**Data about app and page elements**
=-=-=-=-=

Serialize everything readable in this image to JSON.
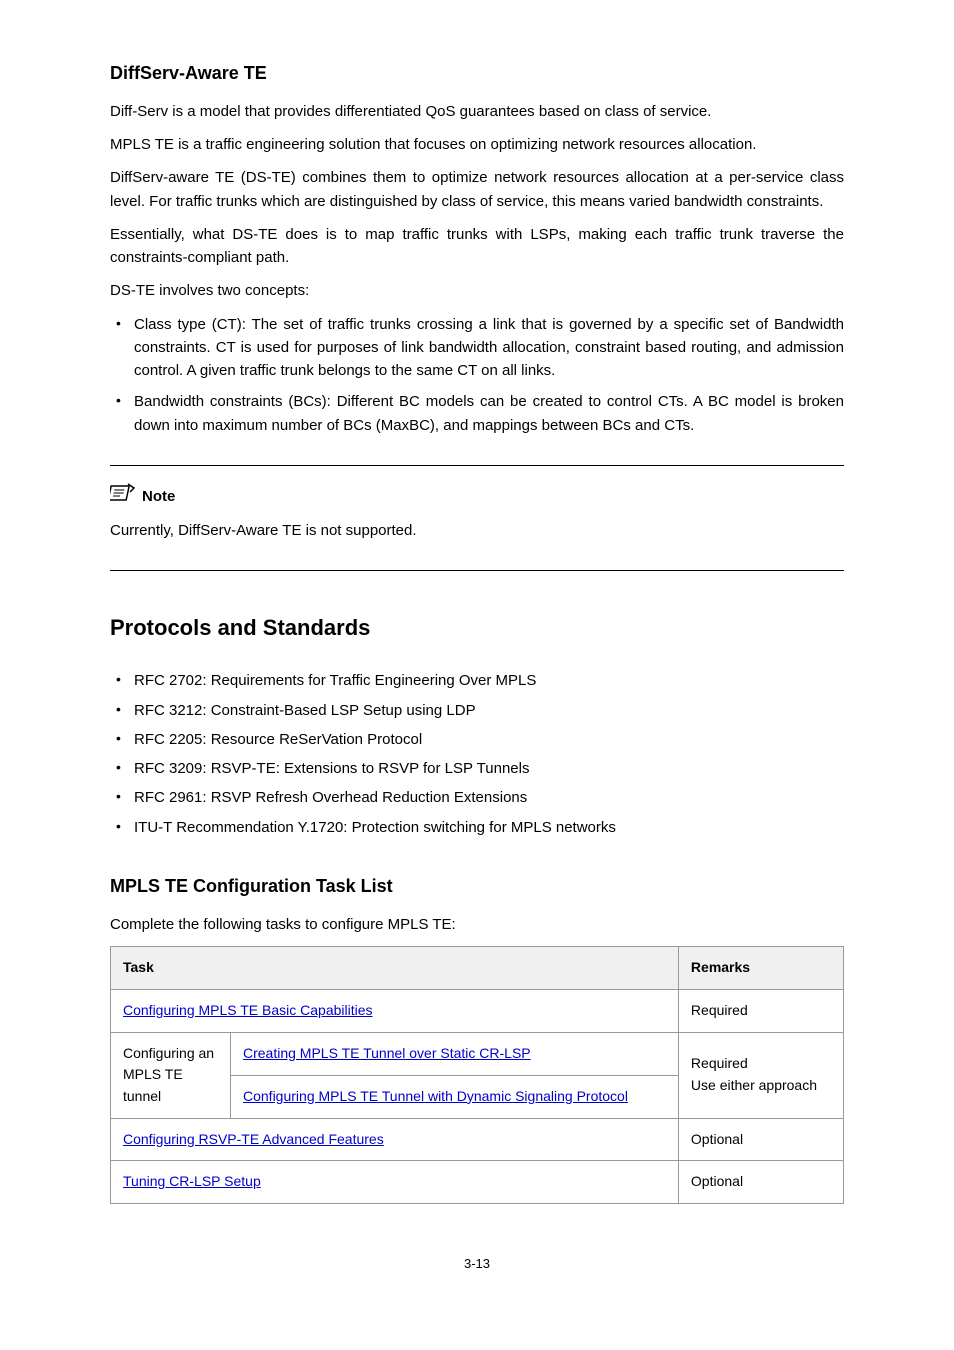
{
  "diffserv": {
    "title": "DiffServ-Aware TE",
    "p1": "Diff-Serv is a model that provides differentiated QoS guarantees based on class of service.",
    "p2": "MPLS TE is a traffic engineering solution that focuses on optimizing network resources allocation.",
    "p3": "DiffServ-aware TE (DS-TE) combines them to optimize network resources allocation at a per-service class level. For traffic trunks which are distinguished by class of service, this means varied bandwidth constraints.",
    "p4": "Essentially, what DS-TE does is to map traffic trunks with LSPs, making each traffic trunk traverse the constraints-compliant path.",
    "p5": "DS-TE involves two concepts:",
    "bullets": [
      "Class type (CT): The set of traffic trunks crossing a link that is governed by a specific set of Bandwidth constraints. CT is used for purposes of link bandwidth allocation, constraint based routing, and admission control. A given traffic trunk belongs to the same CT on all links.",
      "Bandwidth constraints (BCs): Different BC models can be created to control CTs. A BC model is broken down into maximum number of BCs (MaxBC), and mappings between BCs and CTs."
    ]
  },
  "note": {
    "label": "Note",
    "text": "Currently, DiffServ-Aware TE is not supported."
  },
  "protocols": {
    "title": "Protocols and Standards",
    "items": [
      "RFC 2702: Requirements for Traffic Engineering Over MPLS",
      "RFC 3212: Constraint-Based LSP Setup using LDP",
      "RFC 2205: Resource ReSerVation Protocol",
      "RFC 3209: RSVP-TE: Extensions to RSVP for LSP Tunnels",
      "RFC 2961: RSVP Refresh Overhead Reduction Extensions",
      "ITU-T Recommendation Y.1720: Protection switching for MPLS networks"
    ]
  },
  "tasklist": {
    "title": "MPLS TE Configuration Task List",
    "intro": "Complete the following tasks to configure MPLS TE:",
    "headers": {
      "task": "Task",
      "remarks": "Remarks"
    },
    "rows": {
      "r1_task": "Configuring MPLS TE Basic Capabilities",
      "r1_remark": "Required",
      "r2_group": "Configuring an MPLS TE tunnel",
      "r2a_task": "Creating MPLS TE Tunnel over Static CR-LSP",
      "r2b_task": "Configuring MPLS TE Tunnel with Dynamic Signaling Protocol",
      "r2_remark_top": "Required",
      "r2_remark_bot": "Use either approach",
      "r3_task": "Configuring RSVP-TE Advanced Features",
      "r3_remark": "Optional",
      "r4_task": "Tuning CR-LSP Setup",
      "r4_remark": "Optional"
    }
  },
  "page_num": "3-13"
}
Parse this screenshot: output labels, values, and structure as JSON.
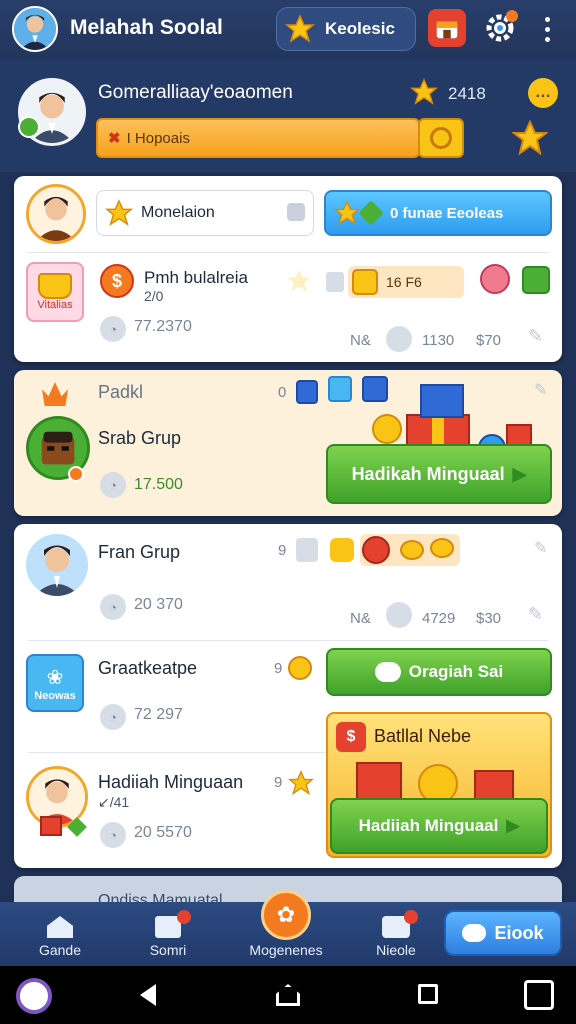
{
  "header": {
    "title": "Melahah Soolal",
    "pill_label": "Keolesic"
  },
  "profile": {
    "name": "Gomeralliaay'eoaomen",
    "score": "2418",
    "status_text": "I Hopoais"
  },
  "card_main": {
    "search_label": "Monelaion",
    "action_label": "0 funae Eeoleas",
    "item_title": "Pmh bulalreia",
    "item_sub": "2/0",
    "tile_label": "Vitalias",
    "chip_label": "16 F6",
    "stat_1": "77.2370",
    "stat_2_prefix": "N&",
    "stat_2": "1130",
    "stat_3": "$70"
  },
  "card_group": {
    "heading": "Padkl",
    "count": "0",
    "name": "Srab Grup",
    "amount": "17.500",
    "button": "Hadikah Minguaal"
  },
  "card_list": {
    "row1_title": "Fran Grup",
    "row1_count": "9",
    "row1_stat": "20 370",
    "row1_prefix": "N&",
    "row1_stat2": "4729",
    "row1_stat3": "$30",
    "row2_title": "Graatkeatpe",
    "row2_count": "9",
    "row2_tile": "Neowas",
    "row2_stat": "72 297",
    "row2_button": "Oragiah Sai",
    "row3_title": "Hadiiah Minguaan",
    "row3_sub": "↙/41",
    "row3_count": "9",
    "row3_stat": "20 5570",
    "promo_title": "Batllal Nebe",
    "promo_button": "Hadiiah Minguaal"
  },
  "peek_card": {
    "title": "Ondiss Mamuatal"
  },
  "nav": {
    "items": [
      "Gande",
      "Somri",
      "Mogenenes",
      "Nieole"
    ],
    "cta": "Eiook"
  },
  "colors": {
    "accent_orange": "#f47a20",
    "accent_green": "#4caf35",
    "accent_blue": "#2f9cf0",
    "badge_red": "#e4412f"
  }
}
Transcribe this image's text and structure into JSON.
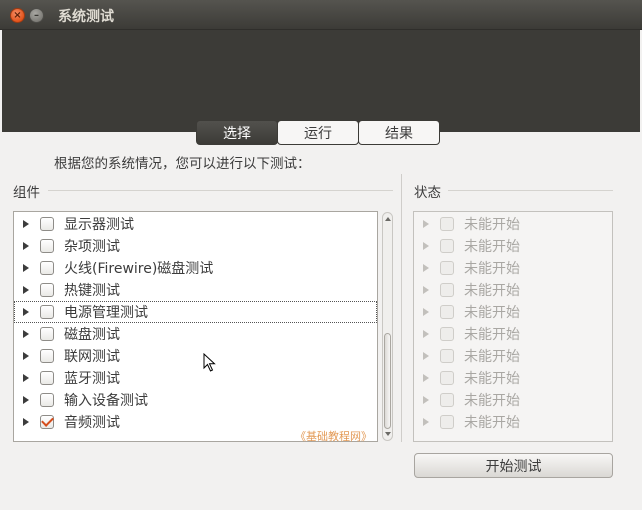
{
  "window": {
    "title": "系统测试"
  },
  "tabs": [
    {
      "label": "选择",
      "active": true
    },
    {
      "label": "运行",
      "active": false
    },
    {
      "label": "结果",
      "active": false
    }
  ],
  "intro": "根据您的系统情况，您可以进行以下测试：",
  "components": {
    "header": "组件",
    "items": [
      {
        "label": "显示器测试",
        "checked": false
      },
      {
        "label": "杂项测试",
        "checked": false
      },
      {
        "label": "火线(Firewire)磁盘测试",
        "checked": false
      },
      {
        "label": "热键测试",
        "checked": false
      },
      {
        "label": "电源管理测试",
        "checked": false,
        "focused": true
      },
      {
        "label": "磁盘测试",
        "checked": false
      },
      {
        "label": "联网测试",
        "checked": false
      },
      {
        "label": "蓝牙测试",
        "checked": false
      },
      {
        "label": "输入设备测试",
        "checked": false
      },
      {
        "label": "音频测试",
        "checked": true
      }
    ]
  },
  "status": {
    "header": "状态",
    "items": [
      "未能开始",
      "未能开始",
      "未能开始",
      "未能开始",
      "未能开始",
      "未能开始",
      "未能开始",
      "未能开始",
      "未能开始",
      "未能开始"
    ]
  },
  "watermark": "《基础教程网》",
  "start_button": "开始测试",
  "colors": {
    "accent": "#d54d1c",
    "dark": "#3c3b37",
    "close": "#e2531b"
  },
  "icons": {
    "close": "close-icon",
    "minimize": "minimize-icon",
    "expander": "triangle-right-icon"
  }
}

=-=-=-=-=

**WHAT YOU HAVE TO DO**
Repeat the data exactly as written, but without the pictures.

**SOLUTION FOR THIS TASK**
Serialize everything readable in this image to JSON.
{
  "diffserv": {
    "title": "DiffServ-Aware TE",
    "p1": "Diff-Serv is a model that provides differentiated QoS guarantees based on class of service.",
    "p2": "MPLS TE is a traffic engineering solution that focuses on optimizing network resources allocation.",
    "p3": "DiffServ-aware TE (DS-TE) combines them to optimize network resources allocation at a per-service class level. For traffic trunks which are distinguished by class of service, this means varied bandwidth constraints.",
    "p4": "Essentially, what DS-TE does is to map traffic trunks with LSPs, making each traffic trunk traverse the constraints-compliant path.",
    "p5": "DS-TE involves two concepts:",
    "bullets": [
      "Class type (CT): The set of traffic trunks crossing a link that is governed by a specific set of Bandwidth constraints. CT is used for purposes of link bandwidth allocation, constraint based routing, and admission control. A given traffic trunk belongs to the same CT on all links.",
      "Bandwidth constraints (BCs): Different BC models can be created to control CTs. A BC model is broken down into maximum number of BCs (MaxBC), and mappings between BCs and CTs."
    ]
  },
  "note": {
    "label": "Note",
    "text": "Currently, DiffServ-Aware TE is not supported."
  },
  "protocols": {
    "title": "Protocols and Standards",
    "items": [
      "RFC 2702: Requirements for Traffic Engineering Over MPLS",
      "RFC 3212: Constraint-Based LSP Setup using LDP",
      "RFC 2205: Resource ReSerVation Protocol",
      "RFC 3209: RSVP-TE: Extensions to RSVP for LSP Tunnels",
      "RFC 2961: RSVP Refresh Overhead Reduction Extensions",
      "ITU-T Recommendation Y.1720: Protection switching for MPLS networks"
    ]
  },
  "tasklist": {
    "title": "MPLS TE Configuration Task List",
    "intro": "Complete the following tasks to configure MPLS TE:",
    "headers": {
      "task": "Task",
      "remarks": "Remarks"
    },
    "rows": {
      "r1_task": "Configuring MPLS TE Basic Capabilities",
      "r1_remark": "Required",
      "r2_group": "Configuring an MPLS TE tunnel",
      "r2a_task": "Creating MPLS TE Tunnel over Static CR-LSP",
      "r2b_task": "Configuring MPLS TE Tunnel with Dynamic Signaling Protocol",
      "r2_remark_top": "Required",
      "r2_remark_bot": "Use either approach",
      "r3_task": "Configuring RSVP-TE Advanced Features",
      "r3_remark": "Optional",
      "r4_task": "Tuning CR-LSP Setup",
      "r4_remark": "Optional"
    }
  },
  "page_num": "3-13"
}
Parse this screenshot: output labels, values, and structure as JSON.
{
  "header": {
    "title": "Melahah Soolal",
    "pill_label": "Keolesic"
  },
  "profile": {
    "name": "Gomeralliaay'eoaomen",
    "score": "2418",
    "status_text": "I Hopoais"
  },
  "card_main": {
    "search_label": "Monelaion",
    "action_label": "0 funae Eeoleas",
    "item_title": "Pmh bulalreia",
    "item_sub": "2/0",
    "tile_label": "Vitalias",
    "chip_label": "16 F6",
    "stat_1": "77.2370",
    "stat_2_prefix": "N&",
    "stat_2": "1130",
    "stat_3": "$70"
  },
  "card_group": {
    "heading": "Padkl",
    "count": "0",
    "name": "Srab Grup",
    "amount": "17.500",
    "button": "Hadikah Minguaal"
  },
  "card_list": {
    "row1_title": "Fran Grup",
    "row1_count": "9",
    "row1_stat": "20 370",
    "row1_prefix": "N&",
    "row1_stat2": "4729",
    "row1_stat3": "$30",
    "row2_title": "Graatkeatpe",
    "row2_count": "9",
    "row2_tile": "Neowas",
    "row2_stat": "72 297",
    "row2_button": "Oragiah Sai",
    "row3_title": "Hadiiah Minguaan",
    "row3_sub": "↙/41",
    "row3_count": "9",
    "row3_stat": "20 5570",
    "promo_title": "Batllal Nebe",
    "promo_button": "Hadiiah Minguaal"
  },
  "peek_card": {
    "title": "Ondiss Mamuatal"
  },
  "nav": {
    "items": [
      "Gande",
      "Somri",
      "Mogenenes",
      "Nieole"
    ],
    "cta": "Eiook"
  },
  "colors": {
    "accent_orange": "#f47a20",
    "accent_green": "#4caf35",
    "accent_blue": "#2f9cf0",
    "badge_red": "#e4412f"
  }
}
Transcribe this image's text and structure into JSON.
{
  "window": {
    "title": "系统测试"
  },
  "tabs": [
    {
      "label": "选择",
      "active": true
    },
    {
      "label": "运行",
      "active": false
    },
    {
      "label": "结果",
      "active": false
    }
  ],
  "intro": "根据您的系统情况，您可以进行以下测试：",
  "components": {
    "header": "组件",
    "items": [
      {
        "label": "显示器测试",
        "checked": false
      },
      {
        "label": "杂项测试",
        "checked": false
      },
      {
        "label": "火线(Firewire)磁盘测试",
        "checked": false
      },
      {
        "label": "热键测试",
        "checked": false
      },
      {
        "label": "电源管理测试",
        "checked": false,
        "focused": true
      },
      {
        "label": "磁盘测试",
        "checked": false
      },
      {
        "label": "联网测试",
        "checked": false
      },
      {
        "label": "蓝牙测试",
        "checked": false
      },
      {
        "label": "输入设备测试",
        "checked": false
      },
      {
        "label": "音频测试",
        "checked": true
      }
    ]
  },
  "status": {
    "header": "状态",
    "items": [
      "未能开始",
      "未能开始",
      "未能开始",
      "未能开始",
      "未能开始",
      "未能开始",
      "未能开始",
      "未能开始",
      "未能开始",
      "未能开始"
    ]
  },
  "watermark": "《基础教程网》",
  "start_button": "开始测试",
  "colors": {
    "accent": "#d54d1c",
    "dark": "#3c3b37",
    "close": "#e2531b"
  },
  "icons": {
    "close": "close-icon",
    "minimize": "minimize-icon",
    "expander": "triangle-right-icon"
  }
}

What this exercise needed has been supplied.